Representing the 4th District of California

Endangered Species Act Reform

July 23, 2014

Congressman McClintock delivered the following remarks on the House floor in support of H.R. 4315, Endangered Species Act Reform:

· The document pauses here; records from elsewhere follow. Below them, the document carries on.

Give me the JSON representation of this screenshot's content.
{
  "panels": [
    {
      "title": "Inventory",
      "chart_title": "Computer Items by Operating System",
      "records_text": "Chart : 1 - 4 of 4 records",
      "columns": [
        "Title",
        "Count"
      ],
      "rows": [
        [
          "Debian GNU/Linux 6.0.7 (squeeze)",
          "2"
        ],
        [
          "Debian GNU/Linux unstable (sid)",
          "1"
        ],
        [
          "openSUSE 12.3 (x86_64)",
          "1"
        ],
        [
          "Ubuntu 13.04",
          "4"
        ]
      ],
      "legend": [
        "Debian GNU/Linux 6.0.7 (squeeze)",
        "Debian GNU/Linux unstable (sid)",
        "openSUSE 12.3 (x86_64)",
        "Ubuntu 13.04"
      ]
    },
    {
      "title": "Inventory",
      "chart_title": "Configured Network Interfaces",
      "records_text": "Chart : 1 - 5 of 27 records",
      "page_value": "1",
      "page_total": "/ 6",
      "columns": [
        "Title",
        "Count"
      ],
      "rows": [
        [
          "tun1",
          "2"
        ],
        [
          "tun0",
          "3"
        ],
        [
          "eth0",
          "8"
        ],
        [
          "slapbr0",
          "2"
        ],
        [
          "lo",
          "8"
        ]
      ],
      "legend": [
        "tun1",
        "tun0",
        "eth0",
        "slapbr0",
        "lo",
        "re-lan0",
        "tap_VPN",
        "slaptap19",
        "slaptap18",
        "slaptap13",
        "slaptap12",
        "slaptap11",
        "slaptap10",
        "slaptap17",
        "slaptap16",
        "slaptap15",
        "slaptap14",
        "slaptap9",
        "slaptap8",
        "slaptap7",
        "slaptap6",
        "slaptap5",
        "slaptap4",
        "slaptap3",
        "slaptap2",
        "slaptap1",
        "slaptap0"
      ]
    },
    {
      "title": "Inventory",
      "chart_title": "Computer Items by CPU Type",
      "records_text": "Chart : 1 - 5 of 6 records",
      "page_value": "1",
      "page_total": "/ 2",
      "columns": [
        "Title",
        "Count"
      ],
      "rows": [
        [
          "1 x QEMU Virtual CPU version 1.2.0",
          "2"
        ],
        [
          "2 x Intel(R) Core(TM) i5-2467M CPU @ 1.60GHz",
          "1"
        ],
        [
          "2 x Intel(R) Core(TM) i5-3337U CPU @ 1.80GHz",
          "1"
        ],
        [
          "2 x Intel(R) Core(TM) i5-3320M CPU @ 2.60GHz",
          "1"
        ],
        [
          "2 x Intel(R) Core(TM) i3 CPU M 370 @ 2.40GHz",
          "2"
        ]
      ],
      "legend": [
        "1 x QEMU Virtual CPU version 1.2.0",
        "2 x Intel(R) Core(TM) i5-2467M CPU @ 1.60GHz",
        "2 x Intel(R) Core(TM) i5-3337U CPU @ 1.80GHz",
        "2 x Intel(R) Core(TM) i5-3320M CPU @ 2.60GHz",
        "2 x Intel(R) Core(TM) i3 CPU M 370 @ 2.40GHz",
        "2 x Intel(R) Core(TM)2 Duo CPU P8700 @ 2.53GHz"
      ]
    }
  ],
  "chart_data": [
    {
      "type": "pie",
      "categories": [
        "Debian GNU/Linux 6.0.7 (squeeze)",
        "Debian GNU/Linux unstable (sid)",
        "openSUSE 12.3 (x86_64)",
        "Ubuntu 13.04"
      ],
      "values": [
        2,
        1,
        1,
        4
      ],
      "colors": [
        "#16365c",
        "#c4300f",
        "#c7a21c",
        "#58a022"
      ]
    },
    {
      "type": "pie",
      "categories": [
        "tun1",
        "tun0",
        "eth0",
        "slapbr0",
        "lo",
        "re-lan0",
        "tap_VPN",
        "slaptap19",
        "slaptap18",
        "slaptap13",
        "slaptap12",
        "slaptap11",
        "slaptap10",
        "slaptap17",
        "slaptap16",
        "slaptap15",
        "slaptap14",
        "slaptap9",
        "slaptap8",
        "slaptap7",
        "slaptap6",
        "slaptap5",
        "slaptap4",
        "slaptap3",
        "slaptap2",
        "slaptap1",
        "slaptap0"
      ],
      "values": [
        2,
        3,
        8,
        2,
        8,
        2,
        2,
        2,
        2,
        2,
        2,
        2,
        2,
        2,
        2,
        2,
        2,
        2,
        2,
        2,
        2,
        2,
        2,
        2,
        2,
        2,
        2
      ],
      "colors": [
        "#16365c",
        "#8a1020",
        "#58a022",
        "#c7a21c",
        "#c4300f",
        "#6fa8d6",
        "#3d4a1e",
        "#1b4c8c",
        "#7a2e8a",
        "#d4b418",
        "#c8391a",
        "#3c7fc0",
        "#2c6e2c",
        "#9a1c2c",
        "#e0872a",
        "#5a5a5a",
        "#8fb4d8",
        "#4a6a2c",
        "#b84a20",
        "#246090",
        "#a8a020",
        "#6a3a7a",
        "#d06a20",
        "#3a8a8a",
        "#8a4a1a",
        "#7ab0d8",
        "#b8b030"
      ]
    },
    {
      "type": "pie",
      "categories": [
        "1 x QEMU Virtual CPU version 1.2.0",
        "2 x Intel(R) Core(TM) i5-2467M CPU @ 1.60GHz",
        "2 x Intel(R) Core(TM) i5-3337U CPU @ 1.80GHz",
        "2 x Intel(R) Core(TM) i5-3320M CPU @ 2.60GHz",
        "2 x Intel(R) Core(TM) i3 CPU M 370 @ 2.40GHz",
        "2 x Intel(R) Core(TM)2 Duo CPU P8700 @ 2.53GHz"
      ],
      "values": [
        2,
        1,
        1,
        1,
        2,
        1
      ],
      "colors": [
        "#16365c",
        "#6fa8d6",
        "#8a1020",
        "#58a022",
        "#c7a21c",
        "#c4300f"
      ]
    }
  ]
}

Endangered Species Act Reform
(HR 4315)
July 29, 2014
Mr. Chairman,
The Endangered Species Act serves a great cause: to prevent the extinction of any species because of human activity.  But as Eric Hoffer warned, “Every great cause begins as a movement, becomes a business, and eventually degenerates into a racket.”
Unfortunately, in the last four years, the ESA has become the basis for an explosion of lawsuits seeking to force hundreds of new species listings.  Many of these suits are funded at taxpayers’ expense, which in turn require federal, state and local agencies to spend even more taxpayer money to respond.  
In northern California last month, this kind of litigation resulted in designating two million acres as critical habitat for three amphibians – despite overwhelming evidence that human activity is not to blame (the cause of the decline is non-native predators and a virus affecting all amphibian species).  
The Natural Resources Committee has heard hours of testimony of how these decisions are based on highly questionable data from advocacy groups that include major mathematical errors, rank speculation, and even selectively suppressed data in order to arrive at pre-determined conclusions.  
This measure begins to address the concerns.  It requires that supporting data be readily available to the general public, and it requires that the government use the best available science and data from ALL sources.  It addresses the litigation crisis by requiring that legal costs be tracked and publicly reported, and it conforms those costs to the Equal Access to Justice Act that prevents extravagant claims for legal fees.
Louis Brandeis said that “Sunlight is the best of disinfectants.”  This bill places the data for implementing the ESA back in the sunlight where it can be fully scrutinized, and it places a modicum of restraint on the legal fees sought by litigants.